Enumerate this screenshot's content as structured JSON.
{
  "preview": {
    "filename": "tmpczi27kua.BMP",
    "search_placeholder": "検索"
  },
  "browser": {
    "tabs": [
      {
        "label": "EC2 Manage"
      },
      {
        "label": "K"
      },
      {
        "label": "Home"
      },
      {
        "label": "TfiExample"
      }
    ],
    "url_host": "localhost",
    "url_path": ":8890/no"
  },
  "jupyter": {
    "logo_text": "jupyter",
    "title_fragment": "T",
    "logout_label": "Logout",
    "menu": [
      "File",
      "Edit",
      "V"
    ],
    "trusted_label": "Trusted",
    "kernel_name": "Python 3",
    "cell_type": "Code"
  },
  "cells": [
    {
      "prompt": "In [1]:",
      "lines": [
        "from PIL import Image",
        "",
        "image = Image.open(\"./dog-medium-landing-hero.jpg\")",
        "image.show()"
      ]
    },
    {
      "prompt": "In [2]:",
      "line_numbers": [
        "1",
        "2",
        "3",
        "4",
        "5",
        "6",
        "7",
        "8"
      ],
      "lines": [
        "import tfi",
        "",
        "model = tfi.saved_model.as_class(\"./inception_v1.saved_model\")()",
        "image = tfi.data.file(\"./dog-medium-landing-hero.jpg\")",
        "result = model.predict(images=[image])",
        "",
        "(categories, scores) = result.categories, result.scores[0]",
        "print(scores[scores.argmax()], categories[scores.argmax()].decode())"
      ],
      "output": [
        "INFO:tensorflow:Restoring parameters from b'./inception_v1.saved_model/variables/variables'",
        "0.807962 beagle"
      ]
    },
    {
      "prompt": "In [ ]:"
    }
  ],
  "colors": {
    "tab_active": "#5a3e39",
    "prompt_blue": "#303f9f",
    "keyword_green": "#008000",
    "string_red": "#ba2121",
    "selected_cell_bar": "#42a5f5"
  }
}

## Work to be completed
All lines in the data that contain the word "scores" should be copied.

## Response to the exercise
        "(categories, scores) = result.categories, result.scores[0]",
        "print(scores[scores.argmax()], categories[scores.argmax()].decode())"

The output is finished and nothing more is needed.